Donor or grant-driven journalism has become increasingly prevalent in North Carolina.
In January of this year, The National Press Foundation and the National Press Club Journalism Institute announced awards of $73,920 in “Kozik Environmental Justice Reporting grants” to five journalists.
The Kozik grants were specifically designated for stories “on environmental justice.” One of the grant recipients was Adam Wagner of McClatchy’s Raleigh News & Observer.
McClatchy runs 30 outlets across 14 states and has had financial woes for the better part of a decade. The organization was bought out of bankruptcy for $132 million in September 2020 by Chatham Asset Management.
The News and Observer’s website openly details the paper “increasingly relies on philanthropy to add reporting capacity on key issues,” and that “Roughly 10% of The N&O’s newsroom is supported by philanthropic partnerships.”
The same type of philanthropy-funded journalism is also found at the McClatchy sister organizations in North Carolina, the Durham Herald and the Charlotte Observer.
Per its website, the News & Observer lists almost 30 such partnerships the paper has had since 2019. One of those partners, Report for America, has been a seemingly continuous supporter.

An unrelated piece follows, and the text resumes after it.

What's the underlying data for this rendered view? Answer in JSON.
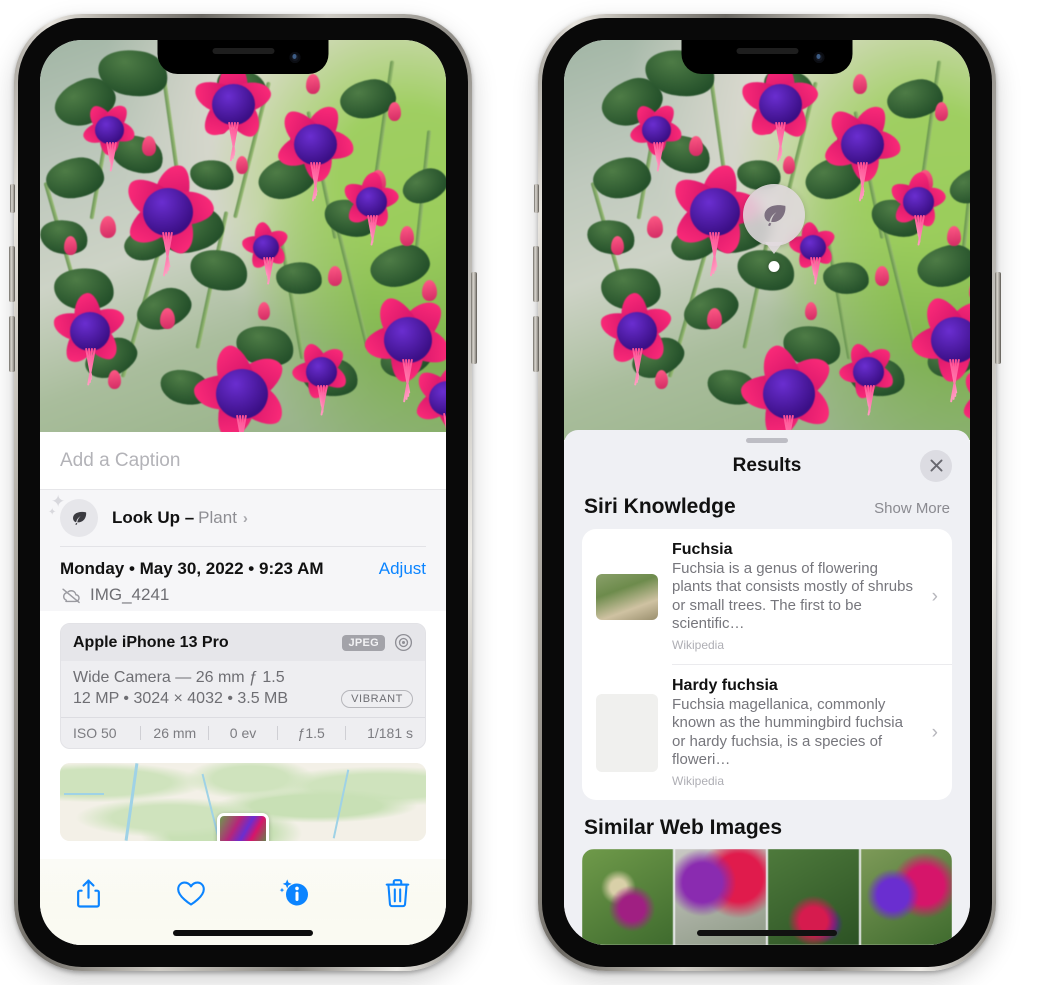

Prior to the bankruptcy buyout in 2020, the News and Observer had announced that “two reporters from the nonprofit Report for America organization” would be joining the paper’s “Growth & Housing Lab, set to launch in early 2020.”
Report for America was launched in 2017 as a project of the 501(c)(3) organization “Ground Truth Project,” founded in 2014 by 30-year veteran reporter Charles Sennott.
Many of the same organizations funding Press Forward are also financial backers of Ground Truth Project.
Report for America boasts “300 journalists with 200+ news organizations across 49 states,” as well as in Puerto Rico, Guam, and Washington, D.C., according to Ground Truth Project’s website.
Report for America funds reporter salaries at 50%, requiring the news outlet to pick up 25% and another 25% coming from “local donors.”
As with the News and Observer, Report for America-funded reporters in North Carolina are also found at The Charlotte Post, NC Health News, WFDD, The Triangle Tribune, WHQR, WFAE, Enlace Latino NC, and the Associated Press.
In addition to donor or grant based funding of journalism, a recent proposal by the Washington, D.C. city council to find local journalism through “government-funded vouchers” allowing city residents to “donate to local journalism,” per a recent report by Axios.